Judge Simon Sobeloff – Moderate to the Extreme

In his home town of Baltimore Judge Simon Sobeloff (1894-1973) was known as a man of principle and conscience. Though a Republican himself, he had strong relationships with party members on each side of the aisle, including mayors Theodore McKeldin(R) and Thomas D’Alesandro Jr(D). As his grandson Michael S. Mayer put it, “[he believed that] [...]

The (M)ad Men and Women of Hutzler’s

On any given day throughout the 1940s and ’50s, shoppers gathered around the Hutzler Brothers Company’s magical window displays on Howard Street. Costumers gawked at pristinely pressed panaches or furbelowed fashions framed by hand-written advertisements. The window displays became a part of the Hutzler experience. From ads in The Baltimore Sun, to the Art Deco [...]

Propaganda in the Free State: MdHS’s Collection of Poster Art

Before the advent of the internet, one of the simplest and most effective ways of getting the word out to people about a local festival, a concert, or a political message was by slapping a poster on a wall, storefront window, or telephone pole. Just recently, library staff completed an inventory of the over 1,300 [...]

A Thorny Path: School Desegregation in Baltimore

May 17, 2014 marks the 60th anniversary of the Supreme Court ruling on Brown vs. Board of Education. Activism in Baltimore and throughout the state of Maryland had been building toward a case for integrated public education for many years prior to the decision. Maryland has almost always occupied an ambivalent position on racial matters. [...]

Maryland on a Half Shell

The waters of the Chesapeake Bay have long sustained life in Maryland, providing both industry and food. Cities and towns sprung up along the banks of its tributaries and quick access to the Atlantic Ocean allowed international trade to flourish and spurred the growth of Baltimore and Annapolis. Seafood was a staple in every Marylander’s [...]
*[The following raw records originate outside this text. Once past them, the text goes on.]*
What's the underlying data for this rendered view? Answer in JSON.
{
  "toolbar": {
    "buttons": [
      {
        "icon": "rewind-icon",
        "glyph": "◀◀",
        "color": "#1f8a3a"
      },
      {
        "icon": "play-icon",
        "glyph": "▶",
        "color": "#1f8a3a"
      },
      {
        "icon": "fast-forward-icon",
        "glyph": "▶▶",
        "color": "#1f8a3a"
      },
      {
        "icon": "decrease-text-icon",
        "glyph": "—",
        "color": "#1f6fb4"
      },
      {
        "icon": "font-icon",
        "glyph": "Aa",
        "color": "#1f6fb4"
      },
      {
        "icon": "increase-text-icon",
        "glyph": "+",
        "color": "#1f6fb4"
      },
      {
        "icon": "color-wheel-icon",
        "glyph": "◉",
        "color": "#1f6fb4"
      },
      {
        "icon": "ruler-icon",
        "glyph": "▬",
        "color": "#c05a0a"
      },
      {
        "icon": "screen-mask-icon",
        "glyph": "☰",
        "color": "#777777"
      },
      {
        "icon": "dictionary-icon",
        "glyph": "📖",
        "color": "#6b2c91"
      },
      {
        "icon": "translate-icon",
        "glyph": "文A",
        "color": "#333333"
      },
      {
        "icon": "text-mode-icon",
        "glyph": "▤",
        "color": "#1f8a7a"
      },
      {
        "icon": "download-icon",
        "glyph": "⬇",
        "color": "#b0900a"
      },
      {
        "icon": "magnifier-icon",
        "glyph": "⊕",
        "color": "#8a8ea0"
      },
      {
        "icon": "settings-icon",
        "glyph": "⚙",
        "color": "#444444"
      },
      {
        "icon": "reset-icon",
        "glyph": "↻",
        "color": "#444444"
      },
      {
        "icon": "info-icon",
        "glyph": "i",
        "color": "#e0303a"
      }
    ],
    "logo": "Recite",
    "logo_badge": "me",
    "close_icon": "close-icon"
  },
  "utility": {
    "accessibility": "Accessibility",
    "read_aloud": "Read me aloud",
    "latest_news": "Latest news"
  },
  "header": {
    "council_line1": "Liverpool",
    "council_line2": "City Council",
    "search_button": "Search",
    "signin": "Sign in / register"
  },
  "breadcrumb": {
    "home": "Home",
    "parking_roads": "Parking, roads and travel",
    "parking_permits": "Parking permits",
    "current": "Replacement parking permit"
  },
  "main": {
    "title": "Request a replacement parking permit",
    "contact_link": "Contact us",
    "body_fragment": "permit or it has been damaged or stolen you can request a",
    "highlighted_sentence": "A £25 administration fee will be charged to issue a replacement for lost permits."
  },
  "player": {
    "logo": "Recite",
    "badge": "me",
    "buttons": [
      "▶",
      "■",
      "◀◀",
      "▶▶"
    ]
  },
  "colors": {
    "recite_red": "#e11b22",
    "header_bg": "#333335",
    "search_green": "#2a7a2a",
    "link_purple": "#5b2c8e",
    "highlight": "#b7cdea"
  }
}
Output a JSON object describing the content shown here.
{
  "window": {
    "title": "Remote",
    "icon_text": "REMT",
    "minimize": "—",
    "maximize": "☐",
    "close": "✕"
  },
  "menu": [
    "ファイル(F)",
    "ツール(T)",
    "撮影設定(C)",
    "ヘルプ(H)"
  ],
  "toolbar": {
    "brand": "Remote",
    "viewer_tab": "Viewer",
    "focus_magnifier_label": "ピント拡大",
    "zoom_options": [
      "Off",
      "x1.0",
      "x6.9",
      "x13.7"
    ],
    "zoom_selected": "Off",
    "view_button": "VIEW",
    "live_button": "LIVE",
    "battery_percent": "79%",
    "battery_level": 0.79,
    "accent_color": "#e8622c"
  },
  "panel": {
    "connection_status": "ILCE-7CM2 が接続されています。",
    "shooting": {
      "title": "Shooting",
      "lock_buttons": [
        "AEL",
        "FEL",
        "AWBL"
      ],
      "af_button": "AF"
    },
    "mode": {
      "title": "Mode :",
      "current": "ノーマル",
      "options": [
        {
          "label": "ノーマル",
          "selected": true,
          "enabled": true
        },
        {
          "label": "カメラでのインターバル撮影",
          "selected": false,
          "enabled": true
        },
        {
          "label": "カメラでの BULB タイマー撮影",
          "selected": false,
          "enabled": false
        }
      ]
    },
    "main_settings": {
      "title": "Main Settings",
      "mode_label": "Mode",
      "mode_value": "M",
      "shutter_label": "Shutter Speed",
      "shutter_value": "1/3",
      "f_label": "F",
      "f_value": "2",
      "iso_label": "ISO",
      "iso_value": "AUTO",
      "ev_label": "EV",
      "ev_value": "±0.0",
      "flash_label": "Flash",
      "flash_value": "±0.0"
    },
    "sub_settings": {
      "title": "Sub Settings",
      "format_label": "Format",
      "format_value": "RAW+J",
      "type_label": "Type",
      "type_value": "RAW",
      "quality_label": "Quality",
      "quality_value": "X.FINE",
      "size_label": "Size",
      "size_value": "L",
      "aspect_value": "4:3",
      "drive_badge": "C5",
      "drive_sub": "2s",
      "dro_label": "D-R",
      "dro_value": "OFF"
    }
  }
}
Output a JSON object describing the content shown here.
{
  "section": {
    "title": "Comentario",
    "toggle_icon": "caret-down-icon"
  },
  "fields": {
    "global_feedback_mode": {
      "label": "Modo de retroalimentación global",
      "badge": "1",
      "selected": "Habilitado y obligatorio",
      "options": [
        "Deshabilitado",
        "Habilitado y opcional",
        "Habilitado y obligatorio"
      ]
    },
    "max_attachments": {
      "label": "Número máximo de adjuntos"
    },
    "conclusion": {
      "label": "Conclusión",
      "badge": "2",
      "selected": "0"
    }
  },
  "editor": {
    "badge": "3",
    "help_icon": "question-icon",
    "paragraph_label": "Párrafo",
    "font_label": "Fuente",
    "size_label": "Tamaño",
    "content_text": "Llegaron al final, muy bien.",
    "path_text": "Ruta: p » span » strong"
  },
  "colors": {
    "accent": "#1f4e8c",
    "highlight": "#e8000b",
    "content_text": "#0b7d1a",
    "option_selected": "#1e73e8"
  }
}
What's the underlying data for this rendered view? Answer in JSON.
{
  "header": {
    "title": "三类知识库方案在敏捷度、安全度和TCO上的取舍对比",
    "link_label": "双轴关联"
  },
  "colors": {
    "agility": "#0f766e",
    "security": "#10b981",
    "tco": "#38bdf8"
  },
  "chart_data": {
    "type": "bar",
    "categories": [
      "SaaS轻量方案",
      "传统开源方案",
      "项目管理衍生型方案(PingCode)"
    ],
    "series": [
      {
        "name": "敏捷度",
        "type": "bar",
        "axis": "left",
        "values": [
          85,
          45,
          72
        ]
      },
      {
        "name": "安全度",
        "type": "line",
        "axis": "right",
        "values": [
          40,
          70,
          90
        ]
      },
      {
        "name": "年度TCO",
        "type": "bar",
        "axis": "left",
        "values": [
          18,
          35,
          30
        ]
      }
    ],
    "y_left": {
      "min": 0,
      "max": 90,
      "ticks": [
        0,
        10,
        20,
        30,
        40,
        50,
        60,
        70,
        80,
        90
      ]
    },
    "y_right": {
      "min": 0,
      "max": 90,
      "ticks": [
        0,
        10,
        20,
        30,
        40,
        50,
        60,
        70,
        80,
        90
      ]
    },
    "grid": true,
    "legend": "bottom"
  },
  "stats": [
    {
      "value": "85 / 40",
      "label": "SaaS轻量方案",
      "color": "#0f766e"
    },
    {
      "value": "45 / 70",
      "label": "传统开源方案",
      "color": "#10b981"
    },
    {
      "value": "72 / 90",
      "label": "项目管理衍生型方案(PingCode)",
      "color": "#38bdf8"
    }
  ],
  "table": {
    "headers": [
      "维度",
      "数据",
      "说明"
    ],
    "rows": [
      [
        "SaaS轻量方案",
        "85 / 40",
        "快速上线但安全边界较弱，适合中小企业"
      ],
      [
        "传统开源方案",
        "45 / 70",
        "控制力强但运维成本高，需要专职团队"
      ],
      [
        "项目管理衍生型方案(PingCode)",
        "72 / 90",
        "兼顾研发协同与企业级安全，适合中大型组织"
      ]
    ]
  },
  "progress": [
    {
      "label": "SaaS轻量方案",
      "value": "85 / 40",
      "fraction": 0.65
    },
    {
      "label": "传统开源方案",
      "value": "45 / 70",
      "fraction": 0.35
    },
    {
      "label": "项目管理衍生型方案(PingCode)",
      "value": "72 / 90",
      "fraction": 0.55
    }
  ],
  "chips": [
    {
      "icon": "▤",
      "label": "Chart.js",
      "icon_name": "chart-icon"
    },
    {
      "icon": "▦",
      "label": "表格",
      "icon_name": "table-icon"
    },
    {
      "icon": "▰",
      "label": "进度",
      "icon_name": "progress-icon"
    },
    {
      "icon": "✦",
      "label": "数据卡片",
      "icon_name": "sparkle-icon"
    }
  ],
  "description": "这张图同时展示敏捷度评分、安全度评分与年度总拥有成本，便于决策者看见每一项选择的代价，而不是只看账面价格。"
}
Ponzi’s Plea

My house of cards had collapsed! The bubble had busted! I had lost! Lost everything! Millions of dollars. Credit. Happiness. And even my liberty! Everything, except my courage. I needed that to take my medicine like a man. To meet the future. Unquestionably, I was licked. For the time being. But no man is ever [...]

The Grandmother Who Fought Porn: Mary Avara

This week we’re reposting something that we found over the holiday weekend. This piece inspired us to dig into the underbelly to see what we might have on porn fighting granny Mary Avara and we weren’t disappointed. So we took the liberty of adding a couple photos. You can access the original post on the [...]

Leaving no Stones Unturned: Charles Carroll of Carrollton’s Declarations of Independence

Yes, declarations is plural in the title of this week’s post. The story that follows is another fun example of how we learn more about our collections, the expected and the unexpected. The subject of this puzzle first hit our “to do” list several months ago when identifying library treasures to rotate into MdHS’s “Inventing [...]

Kohl’s Orioles, 1993

Our Baltimore Orioles are off to a bit of a slow start this year, but it is ridiculously early to start worrying. This doesn’t mean that many of us won’t start worrying or haven’t already started. It’s a proud tradition of worry we have in Charm City. There are plenty of reasons to keep positive: [...]